Our research approach is to extract the basic chemical hydroxymethylfurfural (HMF) and carbon from old bakery products such as bread, rolls and cakes. As a versatile starting material for the production of bioplastics, HMF plays a key role in the development of a bio-based economy (bioeconomy). At present, HMF is primarily extracted from fructose and therefore competes against food production. Old bakery products, in contrast, offer an excellent non-food source. According to EU Directive 1774/2002, food waste must not be fed to livestock. Whilst the feeding of old bread and pasta products would still theoretically be possible, ensuring the varietal purity is extremely laborious and is therefore hardly ever practiced.
The project team at the University of Hohenheim is developing a process for the hydrothermal treatment of old bakery products. The starch contained in large quantities in the old bakery products is thereby converted into HMF in aqueous solution and carbon. The process parameters (pH value, temperature, duration) are selected in such a way as to achieve the highest possible yields of HMF.
Carbon is produced as a by-product of the hydrothermal treatment. It can be used as a biofuel or as soil fertilizer. Simultaneously, it is a good adsorbent. Our project partners at the University of Hohenheim will investigate whether it is possible to use the carbon as an adsorption filter to isolate HMF from the aqueous solution.
In addition, at the Fraunhofer WKI, we are investigating extractive methods for the isolation of HMF from the aqueous phase. Both methods will be evaluated with respect to their economic efficiency. The aim is to reduce the use of solvents for the isolation of HMF to a minimum.
In cooperation with the University of Hohenheim and our industrial partner, we ultimately combine the individual processes “hydrothermal pre-treatment” and “isolation” to form an overall process and to transfer it to a semi-industrial scale. In further laboratory tests at the Fraunhofer WKI, we will synthesize the first polymers from the obtained HMF and will examine them with regard to their application possibilities.
Bioplastics on the basis of furan derivatives such as HMF offer a number of unique technical features which cannot be easily achieved with other biopolymers. These include improved hardness and scratch-resistance as well as the possibility of synthesizing self-healing polymers. The potential of plastics which are based on furan can be clearly seen in polyethylene furanoate (PEF), which has already been extensively investigated. This material can be used, for example, to produce reusable bioplastic bottles - as a sustainable alternative to the PET bottles commonly used up until now.

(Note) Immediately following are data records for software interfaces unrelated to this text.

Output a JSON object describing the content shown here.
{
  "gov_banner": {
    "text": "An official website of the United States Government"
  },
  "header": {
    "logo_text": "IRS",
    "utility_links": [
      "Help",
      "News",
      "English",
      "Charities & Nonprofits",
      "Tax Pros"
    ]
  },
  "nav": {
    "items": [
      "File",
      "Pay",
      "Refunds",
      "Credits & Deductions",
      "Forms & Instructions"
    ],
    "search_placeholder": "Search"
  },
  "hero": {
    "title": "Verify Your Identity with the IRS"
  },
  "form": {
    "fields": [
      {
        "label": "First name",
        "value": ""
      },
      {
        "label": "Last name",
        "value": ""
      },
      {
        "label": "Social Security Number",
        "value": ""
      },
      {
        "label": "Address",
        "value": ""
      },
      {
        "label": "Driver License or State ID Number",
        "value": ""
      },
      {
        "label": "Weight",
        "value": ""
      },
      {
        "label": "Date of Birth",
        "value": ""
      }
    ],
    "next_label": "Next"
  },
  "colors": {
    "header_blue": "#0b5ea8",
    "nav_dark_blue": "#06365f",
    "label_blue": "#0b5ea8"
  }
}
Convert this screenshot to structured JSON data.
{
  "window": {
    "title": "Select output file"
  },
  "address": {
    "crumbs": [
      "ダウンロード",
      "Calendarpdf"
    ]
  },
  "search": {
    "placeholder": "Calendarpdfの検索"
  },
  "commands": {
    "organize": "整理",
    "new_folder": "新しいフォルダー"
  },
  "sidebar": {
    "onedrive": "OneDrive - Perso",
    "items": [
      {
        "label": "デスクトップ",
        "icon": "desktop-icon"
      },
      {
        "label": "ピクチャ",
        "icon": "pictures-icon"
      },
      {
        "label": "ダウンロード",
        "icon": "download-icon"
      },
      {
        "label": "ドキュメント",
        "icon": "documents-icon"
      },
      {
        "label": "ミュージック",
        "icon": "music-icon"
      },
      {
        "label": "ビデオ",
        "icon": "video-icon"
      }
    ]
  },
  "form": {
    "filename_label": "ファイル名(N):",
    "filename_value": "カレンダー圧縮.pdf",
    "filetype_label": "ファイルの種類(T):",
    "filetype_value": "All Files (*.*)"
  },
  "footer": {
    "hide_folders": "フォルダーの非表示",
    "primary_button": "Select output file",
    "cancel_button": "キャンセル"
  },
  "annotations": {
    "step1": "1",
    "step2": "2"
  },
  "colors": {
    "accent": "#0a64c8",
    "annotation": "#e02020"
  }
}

The conversion of regionally available old bakery products into high-quality bioplastics will save fossil resources and reduce transportation distances. The fact that carbon is thereby generated as a by-product, which can be used either as a biofuel or soil fertilizer, makes the material recycling of old bakery products additionally attractive.